_TASK DESCRIPTION_
Using the records below, find every line that includes "this" and copy it.

━━━ EXERCISE MATERIAL

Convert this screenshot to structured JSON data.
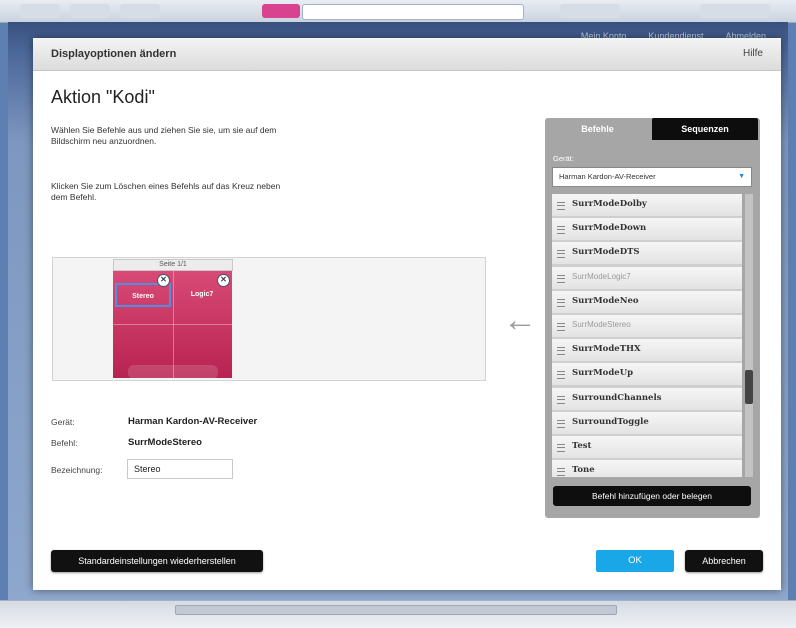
{
  "background": {
    "nav_links": [
      "Mein Konto",
      "Kundendienst",
      "Abmelden"
    ]
  },
  "dialog": {
    "title": "Displayoptionen ändern",
    "help": "Hilfe",
    "action_title": "Aktion \"Kodi\"",
    "instruction_1": "Wählen Sie Befehle aus und ziehen Sie sie, um sie auf dem Bildschirm neu anzuordnen.",
    "instruction_2": "Klicken Sie zum Löschen eines Befehls auf das Kreuz neben dem Befehl.",
    "preview": {
      "page_label": "Seite 1/1",
      "buttons": [
        "Stereo",
        "Logic7"
      ],
      "selected_index": 0,
      "delete_glyph": "✕"
    },
    "details": {
      "device_label": "Gerät:",
      "device_value": "Harman Kardon-AV-Receiver",
      "command_label": "Befehl:",
      "command_value": "SurrModeStereo",
      "name_label": "Bezeichnung:",
      "name_value": "Stereo"
    },
    "buttons": {
      "restore_defaults": "Standardeinstellungen wiederherstellen",
      "ok": "OK",
      "cancel": "Abbrechen"
    },
    "panel": {
      "tab_commands": "Befehle",
      "tab_sequences": "Sequenzen",
      "device_label": "Gerät:",
      "device_selected": "Harman Kardon-AV-Receiver",
      "commands": [
        {
          "label": "SurrModeDolby",
          "dim": false
        },
        {
          "label": "SurrModeDown",
          "dim": false
        },
        {
          "label": "SurrModeDTS",
          "dim": false
        },
        {
          "label": "SurrModeLogic7",
          "dim": true
        },
        {
          "label": "SurrModeNeo",
          "dim": false
        },
        {
          "label": "SurrModeStereo",
          "dim": true
        },
        {
          "label": "SurrModeTHX",
          "dim": false
        },
        {
          "label": "SurrModeUp",
          "dim": false
        },
        {
          "label": "SurroundChannels",
          "dim": false
        },
        {
          "label": "SurroundToggle",
          "dim": false
        },
        {
          "label": "Test",
          "dim": false
        },
        {
          "label": "Tone",
          "dim": false
        }
      ],
      "add_button": "Befehl hinzufügen oder belegen"
    }
  },
  "colors": {
    "accent_ok": "#19a7e8",
    "screen_pink": "#c92f5f",
    "selected_outline": "#4f8ee0"
  }
}
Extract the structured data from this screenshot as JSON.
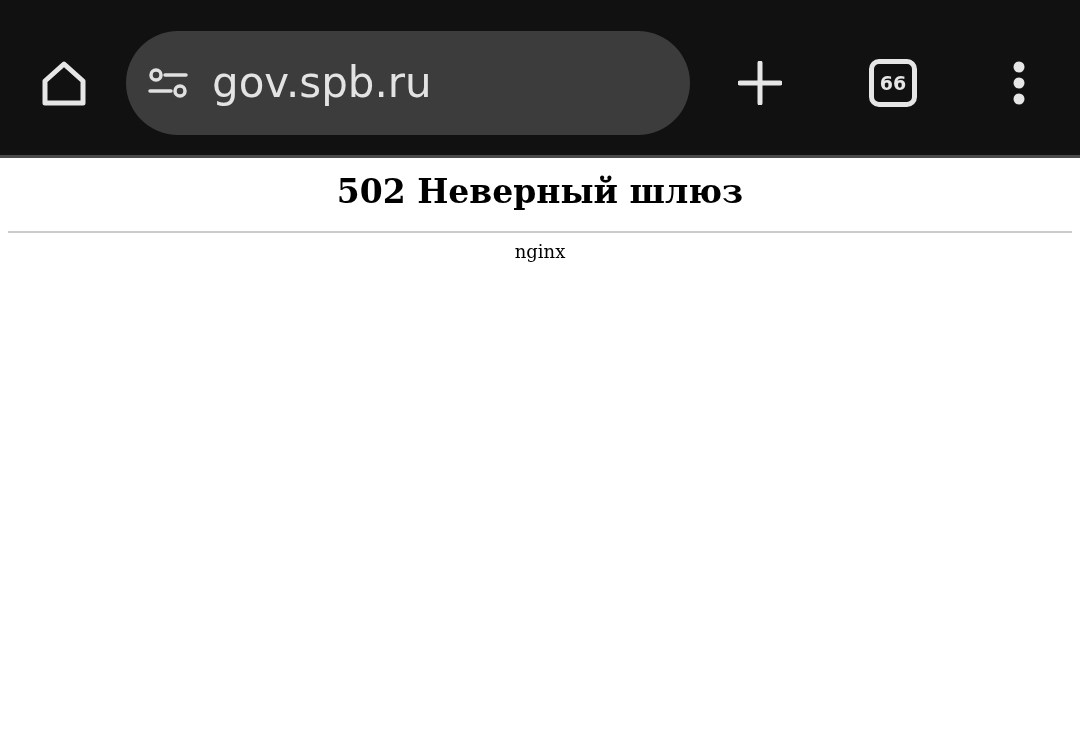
{
  "toolbar": {
    "url": "gov.spb.ru",
    "tab_count": "66"
  },
  "page": {
    "heading": "502 Неверный шлюз",
    "server": "nginx"
  }
}
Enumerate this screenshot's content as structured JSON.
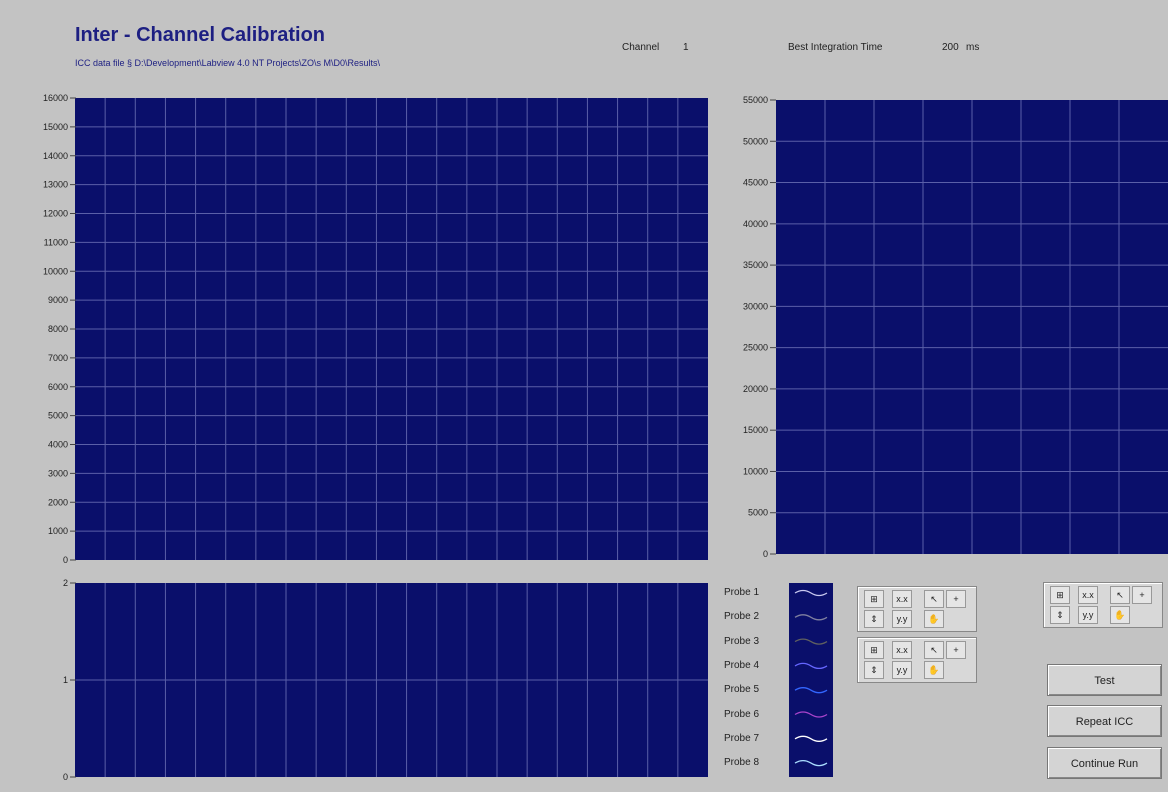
{
  "header": {
    "title": "Inter - Channel Calibration",
    "file_label": "ICC data file",
    "file_path": "§ D:\\Development\\Labview 4.0 NT Projects\\ZO\\s M\\D0\\Results\\",
    "channel_label": "Channel",
    "channel_value": "1",
    "integration_label": "Best Integration Time",
    "integration_value": "200",
    "integration_unit": "ms"
  },
  "graphs": {
    "main": {
      "y_ticks": [
        "16000",
        "15000",
        "14000",
        "13000",
        "12000",
        "11000",
        "10000",
        "9000",
        "8000",
        "7000",
        "6000",
        "5000",
        "4000",
        "3000",
        "2000",
        "1000",
        "0"
      ]
    },
    "right": {
      "y_ticks": [
        "55000",
        "50000",
        "45000",
        "40000",
        "35000",
        "30000",
        "25000",
        "20000",
        "15000",
        "10000",
        "5000",
        "0"
      ]
    },
    "bottom": {
      "y_ticks": [
        "2",
        "1",
        "0"
      ]
    }
  },
  "legend": {
    "probes": [
      "Probe 1",
      "Probe 2",
      "Probe 3",
      "Probe 4",
      "Probe 5",
      "Probe 6",
      "Probe 7",
      "Probe 8"
    ],
    "colors": [
      "#c8c8f0",
      "#8080a0",
      "#606060",
      "#6666ff",
      "#3366ff",
      "#aa44cc",
      "#ffffff",
      "#aaddff"
    ]
  },
  "palette_icons": [
    "zoom-icon",
    "pan-icon",
    "cursor-icon",
    "plus-icon",
    "format-x-icon",
    "format-y-icon",
    "hand-icon"
  ],
  "buttons": {
    "test": "Test",
    "repeat": "Repeat ICC",
    "continue": "Continue Run"
  }
}
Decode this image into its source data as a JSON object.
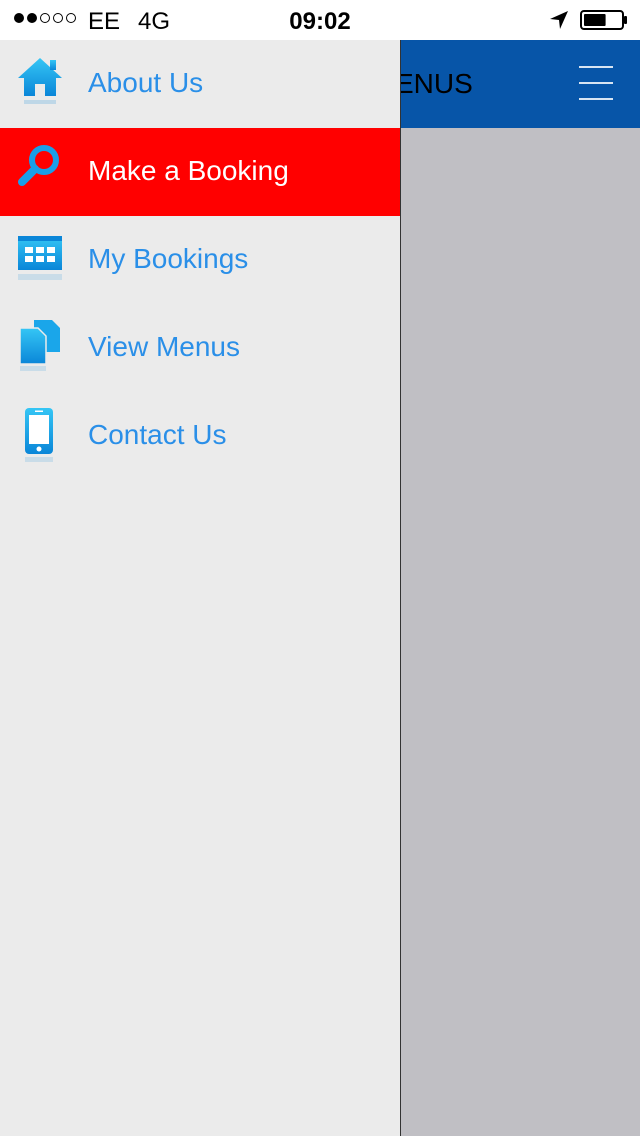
{
  "status_bar": {
    "signal_dots_filled": 2,
    "signal_dots_total": 5,
    "carrier": "EE",
    "network": "4G",
    "time": "09:02",
    "battery_level": 0.6,
    "icons": [
      "location-arrow-icon",
      "battery-icon"
    ]
  },
  "main_view": {
    "title_fragment": "ENUS",
    "header_color": "#0755a8",
    "background_color": "#c0bfc4",
    "menu_button_icon": "hamburger-icon"
  },
  "drawer": {
    "background_color": "#ebebeb",
    "active_color": "#ff0000",
    "label_color": "#2a8fe8",
    "items": [
      {
        "label": "About Us",
        "icon": "home-icon",
        "active": false
      },
      {
        "label": "Make a Booking",
        "icon": "search-icon",
        "active": true
      },
      {
        "label": "My Bookings",
        "icon": "calendar-icon",
        "active": false
      },
      {
        "label": "View Menus",
        "icon": "documents-icon",
        "active": false
      },
      {
        "label": "Contact Us",
        "icon": "phone-icon",
        "active": false
      }
    ]
  }
}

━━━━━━

_THE ANSWER_
Convert this screenshot to structured JSON data.
Extract the structured data from this screenshot as JSON.
Enumerate this screenshot's content as structured JSON.
Decode this image into its source data as a JSON object.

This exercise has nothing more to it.